I won't go into great detail here but will just mention my chief impressions. The first big improvement is the addition of many new species that were deemed too rare in North America to feature in the first editions. Consequently, there is a lot of useful new information that will appeal to serious birders. The treatments of regularly occurring species have also been enhanced, invariably for the better, with improved notes, new illustrations and updated maps. The quality of the little comments that David has added to the plates is very high, and it is a delight to see in print a lot of the new identification knowledge that's been kicked around over the past few years. In this regard the book is remarkably up to date.
I understand there have been issue with colors in various printings but my copies seemed fine with the glaring exception of the South Polar and Great Skua plates. The former are all too dark and gray while the latter are way too orange.

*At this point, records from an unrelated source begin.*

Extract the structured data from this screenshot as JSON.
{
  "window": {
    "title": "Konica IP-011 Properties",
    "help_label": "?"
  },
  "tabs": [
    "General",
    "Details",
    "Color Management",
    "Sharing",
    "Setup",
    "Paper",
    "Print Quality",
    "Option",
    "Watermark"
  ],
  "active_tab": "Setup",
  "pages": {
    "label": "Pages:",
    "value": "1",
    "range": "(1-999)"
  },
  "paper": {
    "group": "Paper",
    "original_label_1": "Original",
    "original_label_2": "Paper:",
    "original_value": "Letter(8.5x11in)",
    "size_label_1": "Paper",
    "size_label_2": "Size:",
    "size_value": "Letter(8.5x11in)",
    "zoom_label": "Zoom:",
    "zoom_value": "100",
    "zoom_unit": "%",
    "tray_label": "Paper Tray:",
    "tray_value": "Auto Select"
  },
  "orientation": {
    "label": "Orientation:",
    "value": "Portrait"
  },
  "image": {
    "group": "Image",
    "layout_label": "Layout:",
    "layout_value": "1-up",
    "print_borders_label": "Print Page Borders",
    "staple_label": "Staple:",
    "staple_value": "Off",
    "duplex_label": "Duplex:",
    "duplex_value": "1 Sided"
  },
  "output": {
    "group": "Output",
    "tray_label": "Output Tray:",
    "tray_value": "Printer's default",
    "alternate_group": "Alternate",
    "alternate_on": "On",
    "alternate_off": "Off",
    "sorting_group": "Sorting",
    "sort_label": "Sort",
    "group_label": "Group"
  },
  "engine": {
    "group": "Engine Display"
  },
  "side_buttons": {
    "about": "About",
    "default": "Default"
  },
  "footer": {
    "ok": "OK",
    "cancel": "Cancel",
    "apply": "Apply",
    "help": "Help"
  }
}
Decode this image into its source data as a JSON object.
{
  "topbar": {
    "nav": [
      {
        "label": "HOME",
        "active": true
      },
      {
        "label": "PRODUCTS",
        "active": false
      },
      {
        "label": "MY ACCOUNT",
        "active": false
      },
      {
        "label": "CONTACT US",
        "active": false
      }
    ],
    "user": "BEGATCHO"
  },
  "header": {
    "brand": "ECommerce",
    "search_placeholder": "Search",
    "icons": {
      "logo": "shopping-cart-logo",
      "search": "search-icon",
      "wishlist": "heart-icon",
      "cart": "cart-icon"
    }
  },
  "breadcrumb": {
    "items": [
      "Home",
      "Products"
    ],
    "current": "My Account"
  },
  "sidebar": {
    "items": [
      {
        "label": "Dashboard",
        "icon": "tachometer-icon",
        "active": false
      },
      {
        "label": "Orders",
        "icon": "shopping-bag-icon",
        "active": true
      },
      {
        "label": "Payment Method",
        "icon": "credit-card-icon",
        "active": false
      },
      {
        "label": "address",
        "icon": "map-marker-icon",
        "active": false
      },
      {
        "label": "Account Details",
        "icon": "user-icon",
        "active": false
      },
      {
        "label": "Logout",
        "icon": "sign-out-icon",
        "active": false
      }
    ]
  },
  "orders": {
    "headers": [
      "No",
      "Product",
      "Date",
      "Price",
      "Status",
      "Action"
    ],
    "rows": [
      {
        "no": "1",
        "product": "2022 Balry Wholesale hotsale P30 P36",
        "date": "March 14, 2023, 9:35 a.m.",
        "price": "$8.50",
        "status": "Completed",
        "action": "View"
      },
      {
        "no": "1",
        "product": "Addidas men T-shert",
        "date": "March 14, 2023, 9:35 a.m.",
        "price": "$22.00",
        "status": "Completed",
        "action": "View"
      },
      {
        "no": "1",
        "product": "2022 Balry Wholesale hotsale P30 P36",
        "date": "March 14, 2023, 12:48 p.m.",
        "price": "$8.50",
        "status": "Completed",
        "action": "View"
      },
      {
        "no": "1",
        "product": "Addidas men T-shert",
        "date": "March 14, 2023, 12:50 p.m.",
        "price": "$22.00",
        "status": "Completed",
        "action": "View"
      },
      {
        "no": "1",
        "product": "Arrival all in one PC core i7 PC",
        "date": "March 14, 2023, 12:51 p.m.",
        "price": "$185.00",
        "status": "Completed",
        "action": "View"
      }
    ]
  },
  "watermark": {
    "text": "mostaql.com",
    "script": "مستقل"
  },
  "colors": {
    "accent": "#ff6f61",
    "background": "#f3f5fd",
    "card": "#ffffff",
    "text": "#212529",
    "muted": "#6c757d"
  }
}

In truth there is far more overlap and these extreme representations are potentially misleading. Some of the new paintings are lovely. I would relish a poster-sized version of the heron heads in their vibrant courtship colors. A few are so-so (Bulwer's Petrel and Black-bellied Storm-Petrel) but do the job.
The continued lack of scientific names for subspecies is a disappointment. I understood the original argument for keeping things simple so as not to put off those just getting into birding but now with the addition of extreme rarities and a greater sophistication overall, I think it's time to bite the bullet and include scientific names for recognizable subspecies. This will really help the user at every level connect to other information sources. For example, it's currently very difficult to match the expanded treatment of the Cackling and Canada Geese with literature and images that easily available on the web that more often use the scientific name. So for instance Sibley's "Pacific" Cackling Goose is not used elsewhere and it takes some digging to link this to minima, which is ubiquitous. Ambiguity is never good and I think there is ample room to include these important names. Likewise, it would be beneficial to add the group names of the various Fox Sparrows without necessarily listing every proposed taxa. My experience is that birders are keen to learn and one can lay out the information in such a way that it is accessible and useful to all levels. Maybe this could be touted as the major innovation in future edition?
This is already a fairly chunky book and it's almost too big to carry in the field. Many experienced birders believe this to be a good thing because it encourages advance study, although whether that sentiment is true in reality is another matter. Quite honestly, I would welcome an even larger format version (as was done with the Collins Guide) to see the illustrations better and perhaps have room for even more notes and come to think of it, scientific names for subspecies!
In summary, this remains very useful (arguably essential) item for anyone birding in North America. Without a doubt it's a substantial improvement on the already superb first edition and everyone should upgrade their copy. Of course the book is not the last word in bird identification and readers should use it alongside other guides, magazine articles, and of course the ever more abundant web resources.
Title: The Sibley Guide to Birds, Second Edition
Author: David Allen Sibley
Publication Date: March 2014
Format: Flexibound softback, 624 pages